ACP Literary Interpretation L202
Men’s Grave Death
Dylan Thomas's most famous poem, "Do Not Go Gentle into That Good Night" is known by its first line and its poetic form of villanelle. The poem's true importance lies not in its fame, but in the raw power of the emotions underlying it. It intrigues us to not just "go gentle into that good night" (Thomas, 1), but to rage against it. Even at the end of life, when "grave men" (13) are near death, the poem instructs us to burn with life. This paper will explore and expand on the idea of life and fight and how they go hand in hand relating to the author. Thomas uses the poem to address his dying father, mourning his father's loss of health and strength, and encouraging him to cling to life. It is a strong invocation for us to live boldly and to fight. It means those who actually live out their lives will better see how life has been bright for them, before going towards the sleep of death. The speaker emphasizes that older men should fight fiercely and strongly against death. The purpose of fighting against death is to realize the importance of being alive. The poet believes that goodness comes from fighting against death with full force and might.
The speaker addresses an unknown listener, telling him not to "go gentle into that good night." At first this is a confusing metaphor but, by the end of line 3, the speaker is using night as a metaphor for death. The span of one day represent a man's lifetime, which makes the sunset his approaching demise. "That good night" is reworded at the end of line 2 as the "close of day," and at the end of line 3 as "the dying of the light." It's not an accident or coincidence that the metaphor for death keeps getting repeated at the end of the lines either, or that the two rhyming words that begin the poem are night and day. So what does the speaker want to tell us about death? He thinks that old men shouldn't die peacefully or just slip easily away from his life. They should "burn and rave," (2) struggling with a fiery intensity. The word "rave" in line 2 connects with the repeated word "rage" (3), uniting anger, power, madness, and frustration in a tornado of emotion. This phrase conveys a powerful message that, when death approaches, one needs to know what made his life meaningful, and he should never fear death. People can use this message for encouragement, like if a father, mother, or grandmother is seriously ill and is coming close to their end, then their children can leave them with a little strength and fight. It can serve the same function such as if someone is considering suicide, and someone else is trying to talk them down from it.
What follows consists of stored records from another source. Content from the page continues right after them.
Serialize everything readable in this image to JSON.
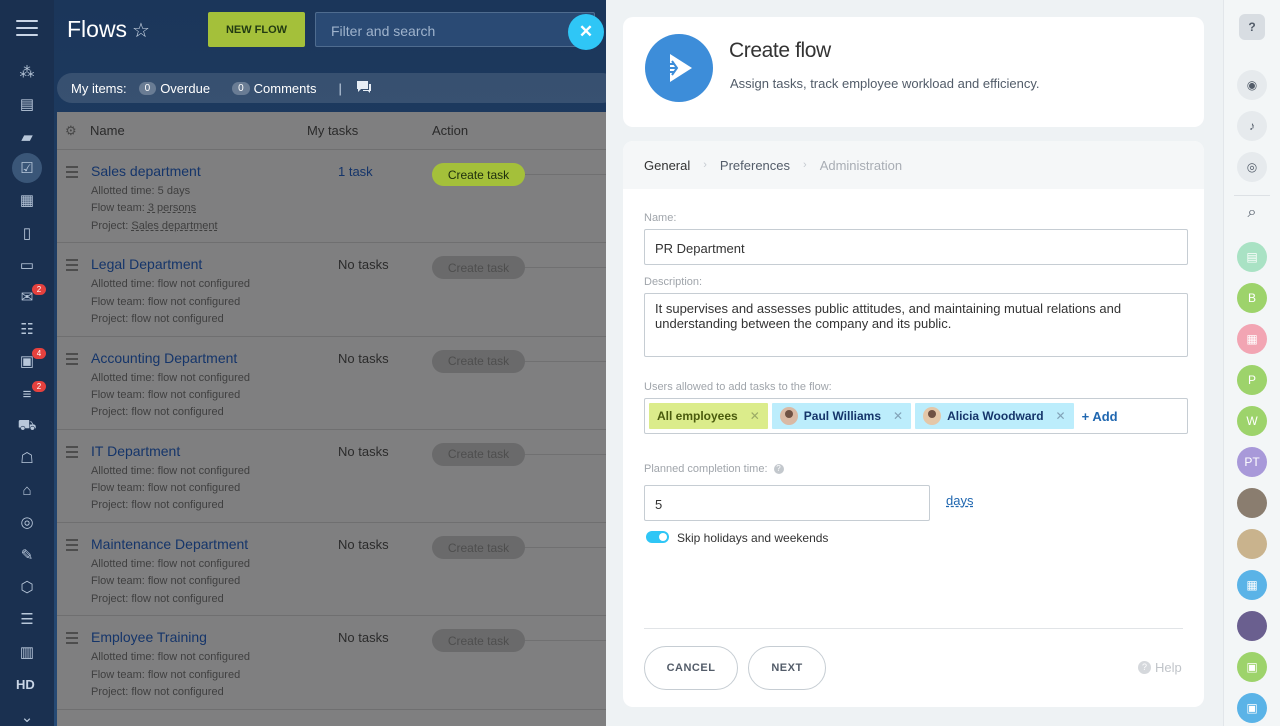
{
  "header": {
    "title": "Flows",
    "new_flow": "NEW FLOW",
    "filter_placeholder": "Filter and search"
  },
  "counters": {
    "my_items": "My items:",
    "overdue_count": "0",
    "overdue": "Overdue",
    "comments_count": "0",
    "comments": "Comments"
  },
  "left_badges": {
    "mail": "2",
    "contacts": "4",
    "crm": "2"
  },
  "left_hd": "HD",
  "grid": {
    "col_name": "Name",
    "col_tasks": "My tasks",
    "col_action": "Action",
    "rows": [
      {
        "name": "Sales department",
        "allotted": "5 days",
        "team": "3 persons",
        "project": "Sales department",
        "tasks": "1 task",
        "action": "Create task"
      },
      {
        "name": "Legal Department",
        "allotted": "flow not configured",
        "team": "flow not configured",
        "project": "flow not configured",
        "tasks": "No tasks",
        "action": "Create task"
      },
      {
        "name": "Accounting Department",
        "allotted": "flow not configured",
        "team": "flow not configured",
        "project": "flow not configured",
        "tasks": "No tasks",
        "action": "Create task"
      },
      {
        "name": "IT Department",
        "allotted": "flow not configured",
        "team": "flow not configured",
        "project": "flow not configured",
        "tasks": "No tasks",
        "action": "Create task"
      },
      {
        "name": "Maintenance Department",
        "allotted": "flow not configured",
        "team": "flow not configured",
        "project": "flow not configured",
        "tasks": "No tasks",
        "action": "Create task"
      },
      {
        "name": "Employee Training",
        "allotted": "flow not configured",
        "team": "flow not configured",
        "project": "flow not configured",
        "tasks": "No tasks",
        "action": "Create task"
      }
    ],
    "label_allotted": "Allotted time:",
    "label_team": "Flow team:",
    "label_project": "Project:"
  },
  "panel": {
    "title": "Create flow",
    "subtitle": "Assign tasks, track employee workload and efficiency.",
    "tabs": [
      "General",
      "Preferences",
      "Administration"
    ],
    "name_label": "Name:",
    "name_value": "PR Department",
    "desc_label": "Description:",
    "desc_value": "It supervises and assesses public attitudes, and maintaining mutual relations and understanding between the company and its public.",
    "users_label": "Users allowed to add tasks to the flow:",
    "users": [
      "All employees",
      "Paul Williams",
      "Alicia Woodward"
    ],
    "add_label": "+ Add",
    "completion_label": "Planned completion time:",
    "completion_value": "5",
    "days": "days",
    "skip_label": "Skip holidays and weekends",
    "cancel": "CANCEL",
    "next": "NEXT",
    "help": "Help"
  },
  "rightbar": {
    "help": "?",
    "avatars": [
      "B",
      "P",
      "W",
      "PT"
    ]
  }
}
Even though smart people know death is inevitable, they don't just accept it and let themselves go, because they may not have achieved everything they were capable of yet. The metaphor of night as death continues here, with death figured as the word "dark." The speaker admits that smart people...